The main causes of the water crisis in this neighborhood, located in the center of Gaza City, are the old and deteriorated water networks. The leaking pipes cause huge losses of water. The water supply in Gaza is contaminated by high levels of saline, chloride, and nitrates, which are triple the safe level that the World Health Organization (WHO) recommends. The increased salinization and pollution are caused by continued over-abstraction of water from the Coastal Aquifer Basin – the only source of water for 1.8 million people in Gaza.
Briny Water Supply in Gaza Destroys Pipes, Washing Machines
Walking a couple of blocks away from Najah’s home, there is a small repair shop where people bring their broken fans and washing machines on donkey carts to get them fixed. “I’ve observed that since our struggle with water began three years ago, I’ve received many broken washing machines,” said Saleh Hameed, the repair shop owner. He notes that washing machines make up a large portion of damaged items he receives per day because they are particularly susceptible to damage from saline and filthy water. Residents must pay from their limited budgets to get them working again.
“Availability of clean water is so limited for most Gazans,” says Saleh. “There are many times when we sleep next to our generators awaiting water. We hear, for example, that the pipelines are blocked with filth or are rusted. We fear the pipes could explode at any instant.”
With the new water connection provided by ANERA, the residents of Saleh and Najah’s neighborhood now enjoy access to safe water around the clock. “It’s extremely hot now. Having water available is highly treasured in this community,” said Saleh. It also improves health and hygiene in the neighborhood.
“People from other areas where water is scarce bring their jerry cans and jugs to fill them with water from our places,” he says. “Hunting for water is nothing less than struggling for survival.”

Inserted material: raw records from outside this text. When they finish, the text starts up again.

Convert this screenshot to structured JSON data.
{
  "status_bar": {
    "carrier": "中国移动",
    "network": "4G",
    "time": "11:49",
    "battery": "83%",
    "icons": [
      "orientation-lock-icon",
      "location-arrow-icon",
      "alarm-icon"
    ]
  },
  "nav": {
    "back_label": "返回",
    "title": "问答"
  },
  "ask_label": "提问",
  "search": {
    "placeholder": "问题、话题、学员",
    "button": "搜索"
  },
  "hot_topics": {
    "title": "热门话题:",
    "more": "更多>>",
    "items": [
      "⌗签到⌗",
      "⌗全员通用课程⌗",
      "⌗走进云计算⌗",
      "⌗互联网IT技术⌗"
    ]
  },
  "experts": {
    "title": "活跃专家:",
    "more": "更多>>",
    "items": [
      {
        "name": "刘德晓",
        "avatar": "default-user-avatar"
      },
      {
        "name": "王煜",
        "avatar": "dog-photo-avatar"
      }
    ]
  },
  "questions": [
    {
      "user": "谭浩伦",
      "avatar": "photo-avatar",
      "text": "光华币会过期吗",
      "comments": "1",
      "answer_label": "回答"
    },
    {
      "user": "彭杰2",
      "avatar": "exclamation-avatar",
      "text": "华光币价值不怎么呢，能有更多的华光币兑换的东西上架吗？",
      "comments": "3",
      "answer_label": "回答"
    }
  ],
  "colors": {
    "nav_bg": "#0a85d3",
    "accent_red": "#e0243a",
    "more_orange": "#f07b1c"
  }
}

With funds from Islamic Relief USA, ANERA has implemented eight water and wastewater projects across Gaza that provide access to safe water, hygiene kits, and awareness sessions. Over the course of the next year, the project will directly improve water and sanitation systems for 50,000 Palestinians in Gaza.